There are various types of vulnerabilities that can be found in APIs. The examples here are real examples from past penetration tests. Here you can find the most common ones:

Insufficient access rights

Time and again, an endpoint is found in such tests where the access authorization check has been completely forgotten. Such errors can be easily found automatically and analyzed manually later.


A simple change of a user ID in the HTTP request is often enough to access external data. This is an IDOR vulnerability (Insecure Direct Object Reference).

Cross Site Scripting (XSS)

XSS can also be found in API pentests. The special feature here is often that these are output in the context of a JS framework and identification is sometimes somewhat more complex.

Server side request forgery

The attacker can make the server send requests to other servers. This can lead to the server disclosing internal information or even sending requests to internal services. Such functions should be strictly isolated if they are required.

SQL Injections

The classic case - some parameter is not fully validated by the ORM and an attacker can access the database. Depending on the database system, this can quickly lead to a complete takeover of the web server. Particular caution is required here.

Undocumented routes

This is also something we often find. Developers have created a route but have not listed it in the documentation. That's a real treat for attackers, who may be able to access functions that are not actually intended for them.

Outdated components

Here, too, there are parallels to the web pentest. Outdated components are a gateway for attackers. The classic example here is old software that exports data internally to PDF or crawls URLs internally.

Unexpected behavior leads to XXE

The majority of APIs use JSON for communication. This can lead to unexpected behavior if, for example, the application is forced to accept an XML.

File processing without checking

Upload/download/processing of files is almost always seen in web applications. The data is sent to the API and not checked correctly there. The result can be manifold - in a negative sense.
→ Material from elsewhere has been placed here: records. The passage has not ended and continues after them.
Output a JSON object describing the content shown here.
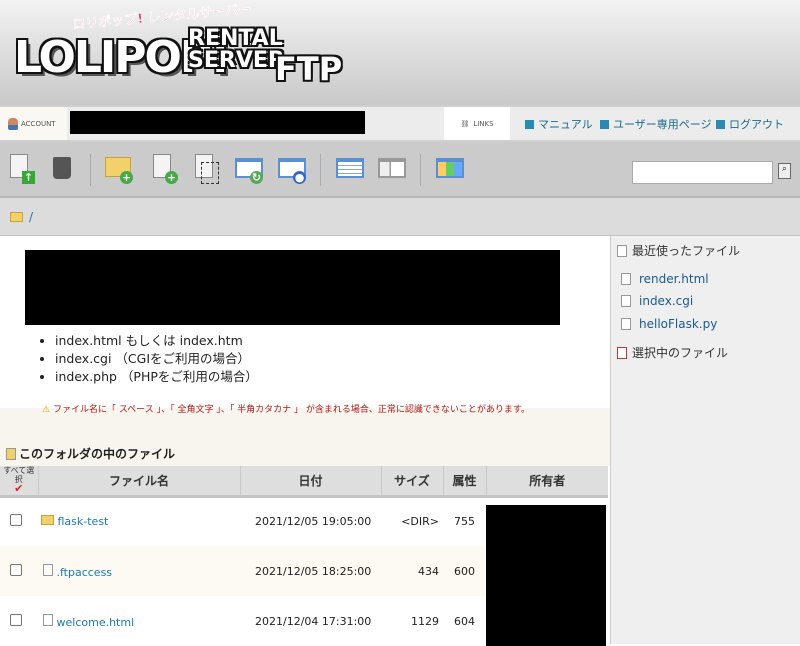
{
  "logo": {
    "jp": "ロリポップ! レンタルサーバー",
    "main": "LOLIPOP!",
    "rental": "RENTAL",
    "server": "SERVER",
    "ftp": "FTP"
  },
  "account": {
    "label": "ACCOUNT"
  },
  "links": {
    "label": "LINKS",
    "items": [
      "マニュアル",
      "ユーザー専用ページ",
      "ログアウト"
    ]
  },
  "search": {
    "value": "",
    "placeholder": ""
  },
  "breadcrumb": {
    "path": "/"
  },
  "index_list": [
    "index.html もしくは index.htm",
    "index.cgi （CGIをご利用の場合）",
    "index.php （PHPをご利用の場合）"
  ],
  "warning": "ファイル名に「 スペース 」、「 全角文字 」、「 半角カタカナ 」 が含まれる場合、正常に認識できないことがあります。",
  "folder_heading": "このフォルダの中のファイル",
  "table": {
    "select_all": "すべて選択",
    "headers": [
      "ファイル名",
      "日付",
      "サイズ",
      "属性",
      "所有者"
    ],
    "rows": [
      {
        "name": "flask-test",
        "date": "2021/12/05 19:05:00",
        "size": "<DIR>",
        "attr": "755",
        "type": "folder"
      },
      {
        "name": ".ftpaccess",
        "date": "2021/12/05 18:25:00",
        "size": "434",
        "attr": "600",
        "type": "file"
      },
      {
        "name": "welcome.html",
        "date": "2021/12/04 17:31:00",
        "size": "1129",
        "attr": "604",
        "type": "file"
      }
    ]
  },
  "sidebar": {
    "recent_title": "最近使ったファイル",
    "recent": [
      "render.html",
      "index.cgi",
      "helloFlask.py"
    ],
    "selected_title": "選択中のファイル"
  }
}
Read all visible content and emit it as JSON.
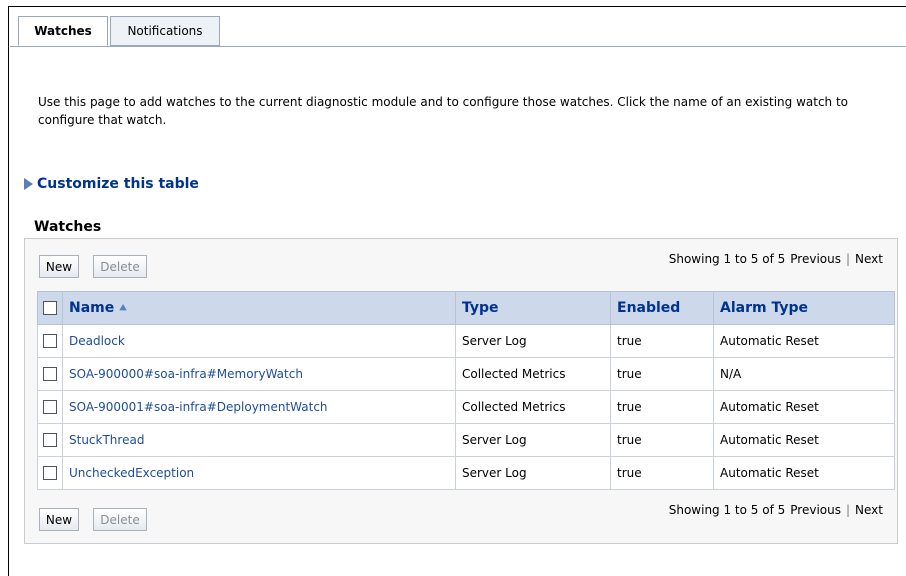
{
  "tabs": [
    {
      "label": "Watches",
      "active": true
    },
    {
      "label": "Notifications",
      "active": false
    }
  ],
  "intro": "Use this page to add watches to the current diagnostic module and to configure those watches. Click the name of an existing watch to configure that watch.",
  "customize_label": "Customize this table",
  "section_title": "Watches",
  "toolbar": {
    "new_label": "New",
    "delete_label": "Delete",
    "showing": "Showing 1 to 5 of 5",
    "previous": "Previous",
    "next": "Next"
  },
  "table": {
    "columns": [
      "Name",
      "Type",
      "Enabled",
      "Alarm Type"
    ],
    "sort_icon": "sort-ascending-icon",
    "rows": [
      {
        "name": "Deadlock",
        "type": "Server Log",
        "enabled": "true",
        "alarm": "Automatic Reset"
      },
      {
        "name": "SOA-900000#soa-infra#MemoryWatch",
        "type": "Collected Metrics",
        "enabled": "true",
        "alarm": "N/A"
      },
      {
        "name": "SOA-900001#soa-infra#DeploymentWatch",
        "type": "Collected Metrics",
        "enabled": "true",
        "alarm": "Automatic Reset"
      },
      {
        "name": "StuckThread",
        "type": "Server Log",
        "enabled": "true",
        "alarm": "Automatic Reset"
      },
      {
        "name": "UncheckedException",
        "type": "Server Log",
        "enabled": "true",
        "alarm": "Automatic Reset"
      }
    ]
  },
  "colors": {
    "link": "#1e4d99",
    "header_bg": "#cdd9ea",
    "header_text": "#00338d"
  }
}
Every API is different. Let us test your API for security vulnerabilities and improve it!

Some companies we have been able to help

Goldman Sachs
Contact DSecured

Request API Pentest